We just turn to the life of another eminent merchant, Samuel Budgett of England; and we find that the same thing was true of him. His parents were poor, and he endured many hardships in early life. The first halfpenny he ever possessed was received for a horseshoe which he found in the road. But he loved his home with all its penury, because there dwelt the dearest objects of affection. From childhood it was his determination to do what he could for the family. By rigid economy he had saved thirty pounds; when he left home to serve as an apprentice, every farthing of it he presented to his parents as his parting gift. In the annals of human glory there is nothing more oble nd commendable than this act. A beholder would have
said within himself, “That youth will win a high and honoured place among the worthies of earth.” The act was the foreshadowing of a bright and glorious career. It was the evidence of a spirit within the boy that would triumph over the greatest obstacles. Twice, at subsequent periods, he gave all he possessed to his needy but worthy sisters. There was scarcely an hour when his thoughts ceased to dwell upon his home and kindred. It seemed to be the all-animating stimulus in his pursuit. Nor did the love of home cease to influence him when extensive business made the heaviest drafts upon his time. So long as his parents and sisters lived, he loved and served them with the affection of a child and brother.
In this respect Budgett and Lawrence were much alike. Both ascribed the principles they cherished, and the consequent success they enjoyed, in a great measure to the culture of early life.
Such facts are a cutting rebuke to the sentiments which some youth entertain concerning filial devotion. There are those among them who regard such expressions of attachment as a weakness, and think that acting independent of parental restraints is alone manly. Alas for their mistaken views of true manhood! In contrast with the young Lawrences and Budgetts, they sink into insignificance and meanness. They are not worthy of the name and place of sons, so heartless and unnatural is their spirit. Every good man frowns upon their ingratitude; neither can the bad commend them in their “heart of hearts."

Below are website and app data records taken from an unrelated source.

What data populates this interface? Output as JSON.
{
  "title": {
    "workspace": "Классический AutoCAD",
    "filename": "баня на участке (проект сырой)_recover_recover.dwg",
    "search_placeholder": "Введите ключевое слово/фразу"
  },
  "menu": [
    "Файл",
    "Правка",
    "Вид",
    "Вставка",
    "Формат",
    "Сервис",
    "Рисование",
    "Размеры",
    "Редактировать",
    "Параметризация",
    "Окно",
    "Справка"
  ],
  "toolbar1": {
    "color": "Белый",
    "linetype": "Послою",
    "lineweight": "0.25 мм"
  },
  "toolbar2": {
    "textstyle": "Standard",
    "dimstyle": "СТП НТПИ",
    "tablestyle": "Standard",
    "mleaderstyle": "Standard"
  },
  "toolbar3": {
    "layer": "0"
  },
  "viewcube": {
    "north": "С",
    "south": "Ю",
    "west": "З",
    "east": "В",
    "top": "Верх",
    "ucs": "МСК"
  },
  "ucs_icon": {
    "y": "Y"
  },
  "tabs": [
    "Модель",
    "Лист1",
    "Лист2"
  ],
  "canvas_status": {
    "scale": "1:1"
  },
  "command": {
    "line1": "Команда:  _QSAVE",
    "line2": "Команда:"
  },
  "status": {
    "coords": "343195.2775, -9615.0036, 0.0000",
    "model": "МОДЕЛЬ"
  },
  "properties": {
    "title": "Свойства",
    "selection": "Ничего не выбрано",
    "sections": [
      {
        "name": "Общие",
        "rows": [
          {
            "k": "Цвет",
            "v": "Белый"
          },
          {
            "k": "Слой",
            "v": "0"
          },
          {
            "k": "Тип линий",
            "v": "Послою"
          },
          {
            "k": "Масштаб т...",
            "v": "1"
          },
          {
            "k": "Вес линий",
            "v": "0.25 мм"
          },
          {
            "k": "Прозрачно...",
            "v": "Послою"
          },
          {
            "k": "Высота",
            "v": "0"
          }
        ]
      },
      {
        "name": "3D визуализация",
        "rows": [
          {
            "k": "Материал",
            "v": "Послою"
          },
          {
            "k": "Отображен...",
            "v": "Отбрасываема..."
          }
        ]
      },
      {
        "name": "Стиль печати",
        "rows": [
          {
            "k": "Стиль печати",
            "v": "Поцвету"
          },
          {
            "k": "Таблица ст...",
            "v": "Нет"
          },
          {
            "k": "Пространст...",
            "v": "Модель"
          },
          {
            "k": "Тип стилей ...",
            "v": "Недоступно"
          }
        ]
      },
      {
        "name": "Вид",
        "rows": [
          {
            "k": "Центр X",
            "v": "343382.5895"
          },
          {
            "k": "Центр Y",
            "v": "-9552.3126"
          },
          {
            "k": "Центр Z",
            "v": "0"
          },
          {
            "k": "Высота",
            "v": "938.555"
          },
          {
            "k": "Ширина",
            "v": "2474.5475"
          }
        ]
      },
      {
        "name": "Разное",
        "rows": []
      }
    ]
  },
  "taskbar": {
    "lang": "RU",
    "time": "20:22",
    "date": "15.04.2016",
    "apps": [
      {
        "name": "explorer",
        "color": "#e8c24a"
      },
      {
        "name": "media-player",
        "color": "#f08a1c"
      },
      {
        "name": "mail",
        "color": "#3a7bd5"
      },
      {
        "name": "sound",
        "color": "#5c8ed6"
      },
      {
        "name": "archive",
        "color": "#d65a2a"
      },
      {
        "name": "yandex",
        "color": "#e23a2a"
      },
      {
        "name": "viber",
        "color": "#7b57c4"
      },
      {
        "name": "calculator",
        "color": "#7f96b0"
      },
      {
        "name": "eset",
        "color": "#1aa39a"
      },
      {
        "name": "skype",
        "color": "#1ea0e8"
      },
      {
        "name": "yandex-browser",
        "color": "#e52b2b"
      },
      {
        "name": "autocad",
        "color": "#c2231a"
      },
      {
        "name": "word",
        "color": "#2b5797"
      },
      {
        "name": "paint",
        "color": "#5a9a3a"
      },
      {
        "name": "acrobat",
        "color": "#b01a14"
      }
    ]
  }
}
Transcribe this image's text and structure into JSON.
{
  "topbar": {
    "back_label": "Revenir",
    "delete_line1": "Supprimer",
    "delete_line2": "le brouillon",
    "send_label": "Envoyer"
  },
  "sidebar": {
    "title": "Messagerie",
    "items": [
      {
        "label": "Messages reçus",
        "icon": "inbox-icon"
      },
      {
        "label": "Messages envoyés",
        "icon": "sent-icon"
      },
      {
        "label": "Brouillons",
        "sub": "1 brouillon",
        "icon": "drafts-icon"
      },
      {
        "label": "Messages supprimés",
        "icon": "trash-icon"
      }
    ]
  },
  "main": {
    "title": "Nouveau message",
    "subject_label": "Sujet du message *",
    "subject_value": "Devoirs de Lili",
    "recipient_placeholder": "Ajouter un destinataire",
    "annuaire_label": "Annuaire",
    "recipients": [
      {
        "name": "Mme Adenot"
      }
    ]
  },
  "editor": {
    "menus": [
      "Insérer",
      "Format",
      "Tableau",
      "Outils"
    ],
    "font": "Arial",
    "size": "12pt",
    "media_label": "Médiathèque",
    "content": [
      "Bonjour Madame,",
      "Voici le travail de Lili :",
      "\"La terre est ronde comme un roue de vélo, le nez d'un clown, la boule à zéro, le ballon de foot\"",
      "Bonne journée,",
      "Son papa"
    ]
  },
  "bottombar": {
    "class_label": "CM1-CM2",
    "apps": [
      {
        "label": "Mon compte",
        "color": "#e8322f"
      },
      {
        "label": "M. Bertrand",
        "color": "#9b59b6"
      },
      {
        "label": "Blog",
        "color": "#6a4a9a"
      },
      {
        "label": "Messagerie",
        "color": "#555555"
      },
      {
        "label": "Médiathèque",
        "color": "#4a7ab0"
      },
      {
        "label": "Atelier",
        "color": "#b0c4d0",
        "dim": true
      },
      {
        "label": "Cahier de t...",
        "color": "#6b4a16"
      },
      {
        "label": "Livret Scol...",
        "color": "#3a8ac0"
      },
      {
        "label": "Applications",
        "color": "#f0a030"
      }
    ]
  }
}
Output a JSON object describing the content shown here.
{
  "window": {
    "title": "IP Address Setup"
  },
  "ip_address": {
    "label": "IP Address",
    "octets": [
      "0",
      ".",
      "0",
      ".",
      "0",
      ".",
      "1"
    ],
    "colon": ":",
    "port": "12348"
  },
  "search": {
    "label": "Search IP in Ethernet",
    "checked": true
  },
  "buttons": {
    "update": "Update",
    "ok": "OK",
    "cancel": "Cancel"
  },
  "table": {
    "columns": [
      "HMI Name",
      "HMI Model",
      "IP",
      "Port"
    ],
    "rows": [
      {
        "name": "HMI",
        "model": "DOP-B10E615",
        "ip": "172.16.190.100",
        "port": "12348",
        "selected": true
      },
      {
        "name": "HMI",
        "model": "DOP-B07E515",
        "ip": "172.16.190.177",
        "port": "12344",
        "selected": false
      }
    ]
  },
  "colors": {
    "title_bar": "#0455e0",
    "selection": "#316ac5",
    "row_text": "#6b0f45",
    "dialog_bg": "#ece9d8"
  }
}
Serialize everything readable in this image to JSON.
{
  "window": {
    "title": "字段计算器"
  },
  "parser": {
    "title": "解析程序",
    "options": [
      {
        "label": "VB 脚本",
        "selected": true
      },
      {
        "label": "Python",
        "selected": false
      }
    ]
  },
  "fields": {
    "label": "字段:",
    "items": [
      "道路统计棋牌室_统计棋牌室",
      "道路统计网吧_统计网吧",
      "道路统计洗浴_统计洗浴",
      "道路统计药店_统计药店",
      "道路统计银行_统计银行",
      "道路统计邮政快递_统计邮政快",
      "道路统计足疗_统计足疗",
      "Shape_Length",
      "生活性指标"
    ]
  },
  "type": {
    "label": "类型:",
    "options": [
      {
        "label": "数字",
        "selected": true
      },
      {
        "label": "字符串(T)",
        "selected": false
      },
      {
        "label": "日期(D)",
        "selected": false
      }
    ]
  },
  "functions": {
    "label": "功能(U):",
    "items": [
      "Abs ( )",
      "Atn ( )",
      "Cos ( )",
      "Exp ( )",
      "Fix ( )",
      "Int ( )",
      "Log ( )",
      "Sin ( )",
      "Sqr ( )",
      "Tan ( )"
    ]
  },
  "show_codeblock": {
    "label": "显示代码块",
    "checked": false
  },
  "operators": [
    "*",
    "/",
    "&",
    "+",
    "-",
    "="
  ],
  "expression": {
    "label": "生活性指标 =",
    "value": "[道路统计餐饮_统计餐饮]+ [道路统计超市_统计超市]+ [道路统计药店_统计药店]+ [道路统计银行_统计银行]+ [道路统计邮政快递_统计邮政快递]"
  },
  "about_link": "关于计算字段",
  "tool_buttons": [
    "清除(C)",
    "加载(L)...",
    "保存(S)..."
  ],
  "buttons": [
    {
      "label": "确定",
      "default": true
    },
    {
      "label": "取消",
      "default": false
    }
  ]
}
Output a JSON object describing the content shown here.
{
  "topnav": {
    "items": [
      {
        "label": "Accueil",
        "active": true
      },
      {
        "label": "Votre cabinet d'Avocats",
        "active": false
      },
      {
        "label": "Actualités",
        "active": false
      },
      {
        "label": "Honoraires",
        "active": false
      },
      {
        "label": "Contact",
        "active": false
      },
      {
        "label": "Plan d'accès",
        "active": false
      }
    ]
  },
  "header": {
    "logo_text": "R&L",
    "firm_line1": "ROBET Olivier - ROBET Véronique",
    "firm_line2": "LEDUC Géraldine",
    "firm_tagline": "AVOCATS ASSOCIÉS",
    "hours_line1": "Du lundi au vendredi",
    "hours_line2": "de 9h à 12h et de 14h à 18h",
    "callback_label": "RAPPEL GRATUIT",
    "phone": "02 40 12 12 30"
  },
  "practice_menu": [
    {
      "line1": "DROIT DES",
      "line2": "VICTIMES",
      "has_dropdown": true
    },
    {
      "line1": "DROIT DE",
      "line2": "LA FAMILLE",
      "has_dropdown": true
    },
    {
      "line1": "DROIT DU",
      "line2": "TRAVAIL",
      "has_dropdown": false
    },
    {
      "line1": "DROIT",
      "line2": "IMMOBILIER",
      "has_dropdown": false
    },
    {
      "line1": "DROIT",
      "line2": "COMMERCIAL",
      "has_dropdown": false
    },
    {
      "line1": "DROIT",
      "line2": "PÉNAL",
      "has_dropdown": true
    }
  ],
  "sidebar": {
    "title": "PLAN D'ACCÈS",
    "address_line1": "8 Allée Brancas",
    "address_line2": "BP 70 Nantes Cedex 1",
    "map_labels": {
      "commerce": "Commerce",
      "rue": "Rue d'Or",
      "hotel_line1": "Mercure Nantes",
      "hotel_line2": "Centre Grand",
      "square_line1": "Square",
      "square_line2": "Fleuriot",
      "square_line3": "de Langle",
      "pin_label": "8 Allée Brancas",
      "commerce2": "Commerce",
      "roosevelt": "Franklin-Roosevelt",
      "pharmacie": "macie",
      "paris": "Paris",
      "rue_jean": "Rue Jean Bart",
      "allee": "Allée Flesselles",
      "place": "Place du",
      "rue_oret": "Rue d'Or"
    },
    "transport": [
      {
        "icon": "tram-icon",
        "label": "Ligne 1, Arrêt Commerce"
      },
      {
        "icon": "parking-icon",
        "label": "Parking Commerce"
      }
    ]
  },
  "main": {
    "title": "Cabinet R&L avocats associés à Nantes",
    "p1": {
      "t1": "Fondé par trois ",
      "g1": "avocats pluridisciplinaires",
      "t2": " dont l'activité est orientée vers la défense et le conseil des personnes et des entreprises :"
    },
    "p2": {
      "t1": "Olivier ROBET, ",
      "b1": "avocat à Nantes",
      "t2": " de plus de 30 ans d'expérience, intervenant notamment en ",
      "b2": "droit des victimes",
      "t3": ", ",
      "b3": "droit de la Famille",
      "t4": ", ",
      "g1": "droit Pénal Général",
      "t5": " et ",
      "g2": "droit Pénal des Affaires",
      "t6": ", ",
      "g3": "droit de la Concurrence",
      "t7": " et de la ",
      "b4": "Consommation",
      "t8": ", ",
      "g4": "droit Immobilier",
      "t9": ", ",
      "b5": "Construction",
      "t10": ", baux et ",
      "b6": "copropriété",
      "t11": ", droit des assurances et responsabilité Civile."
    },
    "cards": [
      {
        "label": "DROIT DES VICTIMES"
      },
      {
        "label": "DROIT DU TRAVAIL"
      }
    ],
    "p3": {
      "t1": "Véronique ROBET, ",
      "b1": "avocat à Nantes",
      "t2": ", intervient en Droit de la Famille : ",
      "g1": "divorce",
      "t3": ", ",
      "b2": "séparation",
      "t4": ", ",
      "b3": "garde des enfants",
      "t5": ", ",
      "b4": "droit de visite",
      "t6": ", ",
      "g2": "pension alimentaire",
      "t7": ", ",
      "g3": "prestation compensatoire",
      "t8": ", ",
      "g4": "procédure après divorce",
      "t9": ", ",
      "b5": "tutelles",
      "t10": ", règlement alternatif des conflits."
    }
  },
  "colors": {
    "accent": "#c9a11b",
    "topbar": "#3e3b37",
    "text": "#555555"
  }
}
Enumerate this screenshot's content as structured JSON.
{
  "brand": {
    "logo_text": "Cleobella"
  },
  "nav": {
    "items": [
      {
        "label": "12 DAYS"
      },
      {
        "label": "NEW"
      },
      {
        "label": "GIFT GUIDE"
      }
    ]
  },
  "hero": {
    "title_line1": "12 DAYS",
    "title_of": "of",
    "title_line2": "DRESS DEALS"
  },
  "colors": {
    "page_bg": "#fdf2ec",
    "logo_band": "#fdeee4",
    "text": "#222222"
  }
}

A few years since a young clerk was pointed out to the writer, in the city of Boston, as an object of special